the newest convert has as much voice as the one who has been in the church since they were on the Cradle Roll. The newest members have agency same as the old-timers.
One of the things I’ve learned and love about Kuhn is that several people came to Kuhn when St. Andrews closed. And, you have embraced one another, included one another, value one another. The faith and lives of the full congregation are richer because we are together. I might even go so far as to say that what was a painful, traumatic event, the closing of a church, turned out to be a blessing. God used it for good.
Rev. Suzanne Guthrie offers these remarks related to this passage:
A man named Peter died and his wife asked Suzanne to officiate his funeral service. The only problem was that Peter had no use for religion. He was vocal and profane about his lack of need for God or any of God’s associates.
Well, Peter became very sick. He was a drug addict, skilled at manipulation, mad at the world, and terminally ill with AIDS.
But, Suzanne says, Peter got to see heaven. One day, in Peter’s sight, the space above the television, beyond the wall and the ceiling, opened into a billowing heaven. He saw dead relatives. He saw angels. Peter described in detail to his family what he was seeing. In the next death crisis, Peter allowed the priest he’d previously thrown out of his room, to hear his confession. And Peter died in peace, having seen heaven in the eleventh hour.

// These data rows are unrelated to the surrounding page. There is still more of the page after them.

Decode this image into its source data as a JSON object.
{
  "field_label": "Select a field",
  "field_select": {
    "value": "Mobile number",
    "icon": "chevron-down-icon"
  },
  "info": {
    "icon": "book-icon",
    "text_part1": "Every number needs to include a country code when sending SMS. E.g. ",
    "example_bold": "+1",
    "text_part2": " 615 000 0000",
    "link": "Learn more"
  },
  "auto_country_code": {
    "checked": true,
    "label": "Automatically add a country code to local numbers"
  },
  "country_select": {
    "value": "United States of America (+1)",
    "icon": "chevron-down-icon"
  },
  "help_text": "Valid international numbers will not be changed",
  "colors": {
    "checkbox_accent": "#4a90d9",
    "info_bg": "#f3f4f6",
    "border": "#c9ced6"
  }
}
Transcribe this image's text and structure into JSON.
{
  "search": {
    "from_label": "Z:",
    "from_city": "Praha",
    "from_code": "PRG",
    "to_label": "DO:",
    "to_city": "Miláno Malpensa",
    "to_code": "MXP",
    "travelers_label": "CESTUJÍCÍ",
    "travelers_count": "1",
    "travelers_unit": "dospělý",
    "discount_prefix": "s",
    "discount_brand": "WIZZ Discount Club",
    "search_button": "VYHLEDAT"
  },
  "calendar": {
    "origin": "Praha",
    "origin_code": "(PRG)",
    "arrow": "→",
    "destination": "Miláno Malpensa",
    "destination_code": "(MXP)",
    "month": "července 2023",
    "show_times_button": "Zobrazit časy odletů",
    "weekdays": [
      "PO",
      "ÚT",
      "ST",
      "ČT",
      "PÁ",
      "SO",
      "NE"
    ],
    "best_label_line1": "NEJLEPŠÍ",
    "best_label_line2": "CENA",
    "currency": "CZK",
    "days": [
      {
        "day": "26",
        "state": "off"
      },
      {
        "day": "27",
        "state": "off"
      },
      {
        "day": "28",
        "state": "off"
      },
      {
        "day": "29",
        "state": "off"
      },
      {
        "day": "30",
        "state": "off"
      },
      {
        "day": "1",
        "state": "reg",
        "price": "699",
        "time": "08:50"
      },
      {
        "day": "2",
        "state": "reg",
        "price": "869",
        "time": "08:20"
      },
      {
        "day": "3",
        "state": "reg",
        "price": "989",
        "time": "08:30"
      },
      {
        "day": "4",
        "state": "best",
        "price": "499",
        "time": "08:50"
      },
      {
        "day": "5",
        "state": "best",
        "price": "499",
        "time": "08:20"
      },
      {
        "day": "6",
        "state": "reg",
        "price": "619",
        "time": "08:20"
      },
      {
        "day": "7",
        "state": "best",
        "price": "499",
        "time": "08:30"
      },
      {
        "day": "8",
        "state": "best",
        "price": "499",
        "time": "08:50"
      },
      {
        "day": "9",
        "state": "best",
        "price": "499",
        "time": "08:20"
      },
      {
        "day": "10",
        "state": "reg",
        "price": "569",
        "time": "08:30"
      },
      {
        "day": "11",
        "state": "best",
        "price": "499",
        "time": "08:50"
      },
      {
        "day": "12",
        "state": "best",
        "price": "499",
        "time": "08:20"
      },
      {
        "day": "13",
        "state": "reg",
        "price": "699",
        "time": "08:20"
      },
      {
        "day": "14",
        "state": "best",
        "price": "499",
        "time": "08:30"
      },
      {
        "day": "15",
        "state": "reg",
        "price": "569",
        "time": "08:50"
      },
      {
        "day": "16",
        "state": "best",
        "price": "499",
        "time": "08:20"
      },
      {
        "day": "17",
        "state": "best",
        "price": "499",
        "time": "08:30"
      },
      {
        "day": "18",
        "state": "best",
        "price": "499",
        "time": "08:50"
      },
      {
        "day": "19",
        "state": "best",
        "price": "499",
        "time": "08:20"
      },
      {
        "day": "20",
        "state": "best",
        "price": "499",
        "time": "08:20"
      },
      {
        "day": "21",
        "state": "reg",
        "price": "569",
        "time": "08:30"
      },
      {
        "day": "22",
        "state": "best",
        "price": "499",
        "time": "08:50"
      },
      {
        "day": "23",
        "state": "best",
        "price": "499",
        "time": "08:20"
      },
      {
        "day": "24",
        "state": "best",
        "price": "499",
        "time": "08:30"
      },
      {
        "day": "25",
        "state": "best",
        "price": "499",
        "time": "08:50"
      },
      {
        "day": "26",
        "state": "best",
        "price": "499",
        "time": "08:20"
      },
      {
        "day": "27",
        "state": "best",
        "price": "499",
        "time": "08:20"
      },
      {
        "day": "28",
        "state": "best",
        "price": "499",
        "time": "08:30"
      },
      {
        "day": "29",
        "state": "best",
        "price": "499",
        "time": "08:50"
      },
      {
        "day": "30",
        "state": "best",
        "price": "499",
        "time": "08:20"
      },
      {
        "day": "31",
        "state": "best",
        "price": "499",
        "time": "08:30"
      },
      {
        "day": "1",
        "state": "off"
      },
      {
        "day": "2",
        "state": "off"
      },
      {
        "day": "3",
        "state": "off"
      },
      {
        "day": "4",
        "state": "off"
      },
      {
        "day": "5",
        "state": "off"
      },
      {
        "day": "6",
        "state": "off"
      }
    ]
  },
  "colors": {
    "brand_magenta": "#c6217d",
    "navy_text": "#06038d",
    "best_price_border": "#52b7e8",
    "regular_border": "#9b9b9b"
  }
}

Some of us, who have worked in the vineyard of God all our lives, have never seen heaven. Not once. Mother Teresa is remembered as saying she never had a personal theophany-a vision-of God. But, what wonders God did through her. Others have seen God through her ministry.
Who did God love more? Mother Teresa of Calcutta, or Peter, the addict?
God loved them both more than we can even imagine. Because in Jesus math, you just can’t put a price on grace.
*Hymn 619 Praise My Soul the King of Heaven, verses 3 and 4
*Affirmation of Faith The Apostles’ Creed p. 35
*Hymn 581 Gloria Patri
Sharing Our Joys and Concerns
Pastoral Prayer and the Lord’s Prayer
Presenting Our Tithes and Offerings
*Hymn 607 Doxology
*Prayer of Dedication
We give with gratitude for all our God has given us. In the upside down world of the Gospel, we measure our wealth not by what we have but by what we can give away.
Lord, God, receive our offerings today to bless your church, your creation, and your children, wherever there is need. Amen.
*Hymn 443 There Is a Redeemer
And now may the grace of our Lord Jesus Christ, the love of God, and the fellowship of the Holy Spirit be upon you today and always. Amen.